* Brief:
For the entries below, state how many lines contain the string "Miscellaneous". Add nothing else.

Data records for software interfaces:
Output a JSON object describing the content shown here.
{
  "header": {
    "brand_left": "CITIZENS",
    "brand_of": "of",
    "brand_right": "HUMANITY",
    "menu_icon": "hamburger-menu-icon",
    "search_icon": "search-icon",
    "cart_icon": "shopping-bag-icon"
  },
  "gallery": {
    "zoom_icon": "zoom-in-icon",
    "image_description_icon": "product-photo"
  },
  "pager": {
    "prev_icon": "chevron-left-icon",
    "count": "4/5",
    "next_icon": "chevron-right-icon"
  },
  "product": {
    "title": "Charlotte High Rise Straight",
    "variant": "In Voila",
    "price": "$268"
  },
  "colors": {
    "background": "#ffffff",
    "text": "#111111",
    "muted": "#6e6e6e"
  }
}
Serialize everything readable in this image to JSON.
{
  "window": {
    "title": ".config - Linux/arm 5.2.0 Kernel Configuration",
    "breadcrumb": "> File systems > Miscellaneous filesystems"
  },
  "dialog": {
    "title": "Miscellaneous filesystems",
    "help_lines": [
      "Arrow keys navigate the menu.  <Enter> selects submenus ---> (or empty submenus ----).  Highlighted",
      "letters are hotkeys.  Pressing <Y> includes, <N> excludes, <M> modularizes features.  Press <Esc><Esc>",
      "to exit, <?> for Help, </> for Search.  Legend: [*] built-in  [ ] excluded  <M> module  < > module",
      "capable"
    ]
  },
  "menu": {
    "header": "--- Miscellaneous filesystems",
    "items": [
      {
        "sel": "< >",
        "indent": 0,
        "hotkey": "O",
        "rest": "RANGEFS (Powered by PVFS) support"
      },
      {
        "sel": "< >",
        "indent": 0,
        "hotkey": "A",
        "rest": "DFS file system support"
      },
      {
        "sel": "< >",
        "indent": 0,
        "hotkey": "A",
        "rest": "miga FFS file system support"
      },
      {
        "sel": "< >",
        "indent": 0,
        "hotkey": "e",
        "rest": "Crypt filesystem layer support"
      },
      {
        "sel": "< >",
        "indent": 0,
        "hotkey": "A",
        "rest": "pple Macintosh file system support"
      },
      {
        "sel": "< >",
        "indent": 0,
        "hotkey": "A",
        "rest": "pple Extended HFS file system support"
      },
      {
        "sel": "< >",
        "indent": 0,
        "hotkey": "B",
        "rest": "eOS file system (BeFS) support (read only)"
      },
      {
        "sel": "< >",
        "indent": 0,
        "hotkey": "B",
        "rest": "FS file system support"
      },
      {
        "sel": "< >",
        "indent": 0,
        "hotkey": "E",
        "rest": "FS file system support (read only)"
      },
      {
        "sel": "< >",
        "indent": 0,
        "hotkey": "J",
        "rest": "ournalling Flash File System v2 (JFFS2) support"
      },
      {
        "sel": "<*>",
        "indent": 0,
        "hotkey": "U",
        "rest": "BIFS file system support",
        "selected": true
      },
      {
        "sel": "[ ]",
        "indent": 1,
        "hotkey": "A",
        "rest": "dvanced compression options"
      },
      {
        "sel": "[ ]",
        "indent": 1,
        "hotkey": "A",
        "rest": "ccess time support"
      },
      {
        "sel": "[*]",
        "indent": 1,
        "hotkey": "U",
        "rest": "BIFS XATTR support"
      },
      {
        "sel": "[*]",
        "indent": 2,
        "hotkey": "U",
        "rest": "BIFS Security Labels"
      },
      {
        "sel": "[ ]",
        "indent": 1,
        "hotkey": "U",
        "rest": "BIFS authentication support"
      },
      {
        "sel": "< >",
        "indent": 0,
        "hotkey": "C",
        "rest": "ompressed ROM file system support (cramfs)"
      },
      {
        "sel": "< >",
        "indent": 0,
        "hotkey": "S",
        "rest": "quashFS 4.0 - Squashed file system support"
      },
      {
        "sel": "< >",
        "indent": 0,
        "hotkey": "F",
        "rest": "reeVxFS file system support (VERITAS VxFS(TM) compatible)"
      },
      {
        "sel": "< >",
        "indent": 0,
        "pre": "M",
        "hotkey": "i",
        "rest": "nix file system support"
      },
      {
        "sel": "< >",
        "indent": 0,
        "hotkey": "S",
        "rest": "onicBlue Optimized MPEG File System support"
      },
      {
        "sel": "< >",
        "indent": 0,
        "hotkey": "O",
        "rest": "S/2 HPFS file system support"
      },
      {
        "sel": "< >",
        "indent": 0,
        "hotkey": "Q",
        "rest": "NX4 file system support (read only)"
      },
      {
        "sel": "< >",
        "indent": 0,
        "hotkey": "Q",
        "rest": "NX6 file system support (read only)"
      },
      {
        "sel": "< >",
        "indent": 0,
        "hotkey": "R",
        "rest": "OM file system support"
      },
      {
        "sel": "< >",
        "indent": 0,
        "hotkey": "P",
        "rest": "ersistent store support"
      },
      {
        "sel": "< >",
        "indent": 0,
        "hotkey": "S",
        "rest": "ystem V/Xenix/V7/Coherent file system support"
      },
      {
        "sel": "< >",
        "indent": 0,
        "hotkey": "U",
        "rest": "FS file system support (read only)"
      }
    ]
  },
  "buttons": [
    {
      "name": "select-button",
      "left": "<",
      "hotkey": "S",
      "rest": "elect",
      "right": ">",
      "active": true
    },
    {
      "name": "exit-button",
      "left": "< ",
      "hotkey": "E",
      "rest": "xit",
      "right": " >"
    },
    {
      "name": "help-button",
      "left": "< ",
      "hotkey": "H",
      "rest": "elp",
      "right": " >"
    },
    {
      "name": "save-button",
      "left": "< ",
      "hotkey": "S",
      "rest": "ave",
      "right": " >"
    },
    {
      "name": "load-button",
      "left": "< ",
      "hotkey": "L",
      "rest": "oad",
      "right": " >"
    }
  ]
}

* Solution below:
3